The management involves many skills that every project manager needs to learn in order to be successful..
You can learn a lot from books, training and methodologies for managing projects, but anyone who has had to manage a project scope will realise that the reality often exceeds the theory. According to the studies (Standish Group): only 16% of projects finish on time and on budget!
Within the framework of a CMMS project and after the choice of this type of software, we have to implement the solution
This phase will necessarily require adaptations. Between the reworking of the existing system (never simple because it is an opportunity to review the coding, for example), interfacing with other solutions, setting up processes adapted to the client's needs, customisation according to the users, the good or bad will of the users in the face of changes .... etc., there are many possible drifts.
The drafting of a specification, even if it has the advantage of defining a scope, can leave room for a number of interpretations. It is not always the assurance of a good start of the solution.
Customer needs can change quickly depending on the duration of the project and it is common to have a list of requests that are added along the way depending on the capabilities of the software (not everything is visible during a demonstration). The client expects an application that responds 100%.
It is at this point that things get complicated, depending on the flexibility of the solution. Is it up to the company to adapt its operational processes to comply with the technical constraints of a software package (this is often a competitive advantage for the company), or is it up to the editor to do what is necessary?
.... This is the beginning of negotiations, possible conflicts, arbitrations and of course the question: how much does it cost and who pays?
From experience some questions to ask:
When choosing a CMMS software and functionalities: Which tools are really adaptable, agile by design?
What are the solutions that you can just set up in any case, make evolve without calling upon expensive specific developments?
Some other elements of success (non-exhaustive list):

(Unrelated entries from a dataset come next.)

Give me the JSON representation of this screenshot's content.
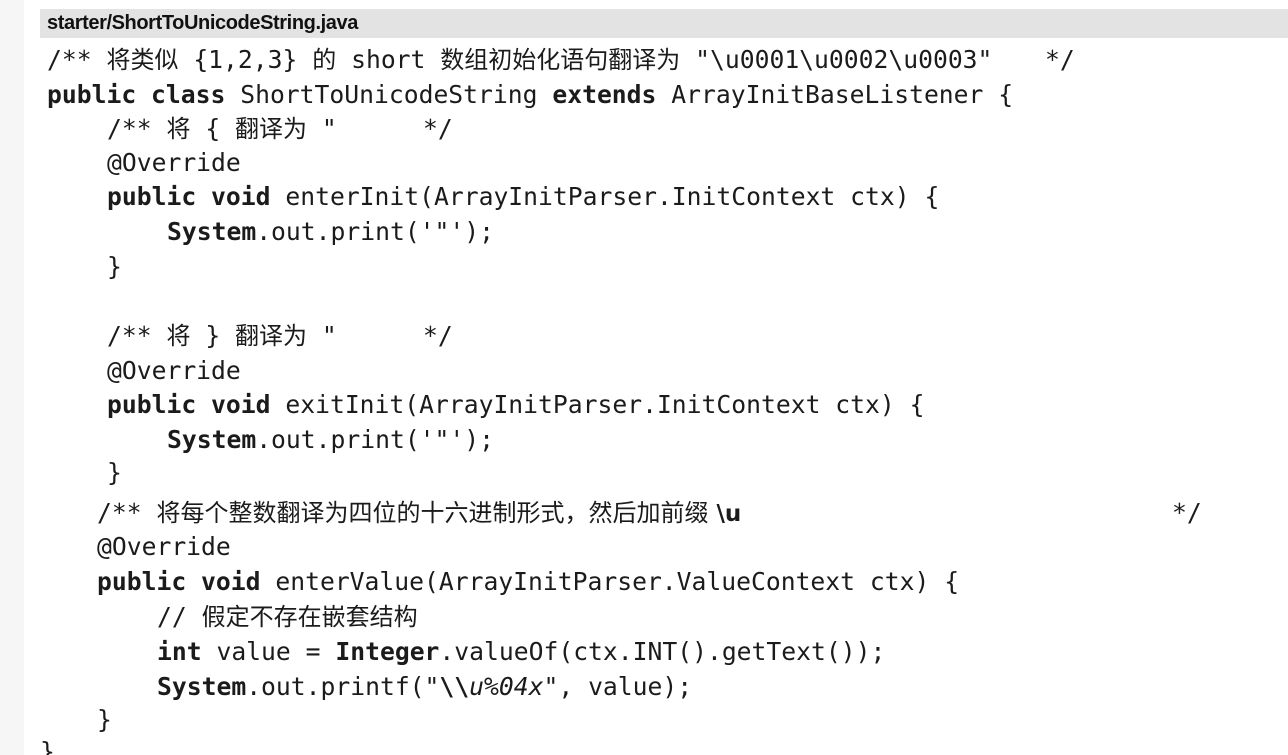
{
  "file_header": {
    "path": "starter/ShortToUnicodeString.java"
  },
  "code": {
    "lines": [
      [
        "/** ",
        "将类似",
        " {1,2,3} ",
        "的",
        " short ",
        "数组初始化语句翻译为",
        " \"\\u0001\\u0002\\u0003\"",
        "*/"
      ],
      [
        "public class",
        " ShortToUnicodeString ",
        "extends",
        " ArrayInitBaseListener {"
      ],
      [
        "/** ",
        "将",
        " { ",
        "翻译为",
        " \"",
        "*/"
      ],
      [
        "@Override"
      ],
      [
        "public void",
        " enterInit(ArrayInitParser.InitContext ctx) {"
      ],
      [
        "System",
        ".out.print('\"');"
      ],
      [
        "}"
      ],
      [
        "/** ",
        "将",
        " } ",
        "翻译为",
        " \"",
        "*/"
      ],
      [
        "@Override"
      ],
      [
        "public void",
        " exitInit(ArrayInitParser.InitContext ctx) {"
      ],
      [
        "System",
        ".out.print('\"');"
      ],
      [
        "}"
      ],
      [
        "/** ",
        "将每个整数翻译为四位的十六进制形式，然后加前缀",
        " \\u",
        "*/"
      ],
      [
        "@Override"
      ],
      [
        "public void",
        " enterValue(ArrayInitParser.ValueContext ctx) {"
      ],
      [
        "// ",
        "假定不存在嵌套结构"
      ],
      [
        "int",
        " value = ",
        "Integer",
        ".valueOf(ctx.INT().getText());"
      ],
      [
        "System",
        ".out.printf(\"",
        "\\\\",
        "u%04x",
        "\", value);"
      ],
      [
        "}"
      ],
      [
        "}"
      ]
    ]
  }
}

- The pre-sales phase remains essential: understand the client's needs, define the costing and scope of the project: in short, offer yourself and your clients a defined framework
- Start the project with a validated business proposal.
- Plan the project and manage it with regular progress reviews and systematic reporting validated with the client.
- … etc
Finally, the project manager must be able to stand back! .... You don't fit squares into circles of the same size. It is important to know how to say "NO" in certain cases. This is unlikely to happen if you have opted for a CMMS software that is sufficiently agile and scalable by simple parameterisation.